The Journey pt. 1
While I think that it is important for me to tell the story of who I am and why I sing and write this music we call’Jazz’, I’m a private person and I enter into this with some trepidation.
Sharing my ideas on Jazz music is something I could do with anyone at any time. I feel strongly about Jazz music and the reasons it came into being in America . I love the fact that so many people around the world enjoy it and that without the African American experience it would not exist.
However, sharing my life story and talking about the things and experiences that made me into the person I am, is very difficult for me. Opening myself up to this endeavor causes tremendous anxiety. I will try to tell this story as best I can by treating it as a therapeutic exercise that ends in a beautiful Jazz symphony for both the reader and for myself.
The story may not be glitz and glamour, but it is all mine, as truthfully as I can tell it:
# 1 Early life- I was Born in East Chicago, Indiana to parents who had followed the endless waves of African Americans who left the Deep South in the 1940-1950s.
They were searching for better lives and opportunities in the North. They knew of the mills and factories that existed there, and they wanted a taste of what they felt would be a better life for themselves. My father worked at the steel mill (Inland Steel) https://youtu.be/5xFRjC_IZ-g and mom worked various jobs to keep me and my seven siblings with food and shelter. If there hadn’t been so many mouths to feed, their combined incomes would have provided a comfortable living for themselves, but 8 kids is a great deal of responsibility.
I often think back on how crazy life must have been for them, but they did a good job of keeping us all on the straight and narrow.
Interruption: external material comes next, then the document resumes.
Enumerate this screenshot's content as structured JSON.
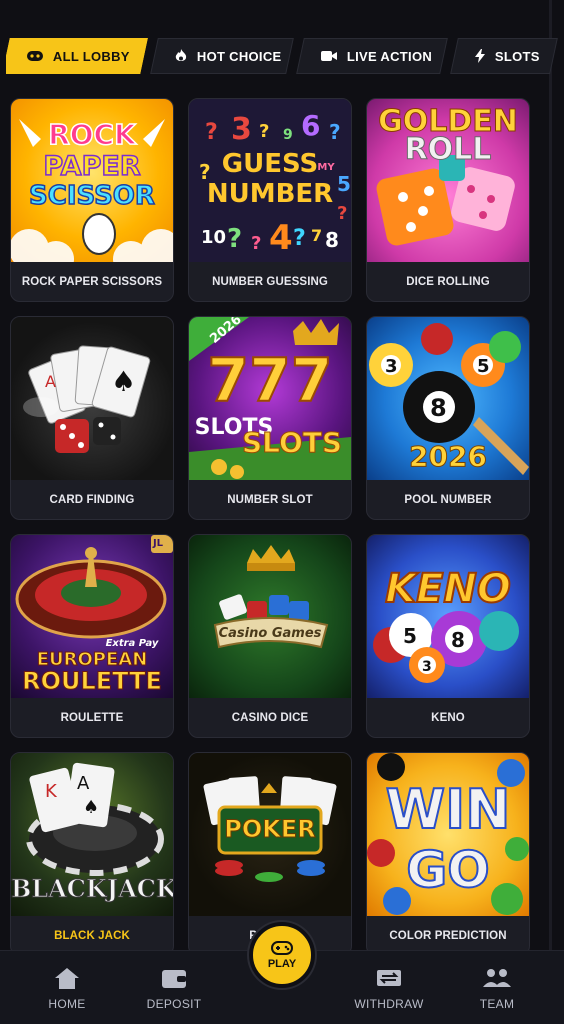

Perhaps having 8 kids is what helped to lead my mom to find Jesus and to become such a devout Christian and missionary. God must have told her, “Erma, you’re going to need my help with those bad-arsed kids of yours!” 🙂 just kidding. I’m absolutely positive that being in the gospel church 4 to 5 times every week kept me and my 4 brothers out of prison. I know this to be true, because I watched, as literally all of my male cousins who stayed in East Chicago and Gary, Indiana found their way into the prison system repetitively.
Being in church so often and especially at Faith Temple Church of God in Christ , I couldn’t help being consumed by the power of the tremendous talents of the wonderful Gospel choir. They sang with so much joy and conviction that it affected not only the congregation, but also the whole Block Avenue neighborhood. I remember many Sunday mornings when the choir would be singing so soulfully that the spirit was all over the place – people would walk in off the street, still in last night’s Juke-joint clothes and they’d give their lives to Jesus! That was some POWERFUL stuff!
One of the Church mothers, Mother Turner heard me sing and liked it. She said I needed to sing in the choir. I cheerfully agreed, and joined the Children’s choir at age 5. Someone in the Adult choir liked my voice and I was invited to sing with the young adult choir as well (that was really significant). I was the only kid in both the Children’s choir AND the Adult choir (I guess I had so much ‘devil’ in me that it took a double dose of Gospel for Jesus to get it out) LOL.
This photograph was my first solo EVER with the ‘Hallelujah Choir’ East Chicago, Indiana 1965. Mother Turner had the Deacon stand me on a table and promised me a Hot Dog if I sang the solo. Back then I REALLY LOVED HOT DOGS and I sung that song with as much passion and conviction as I could.
~ Stay tuned for the next installment of my Journey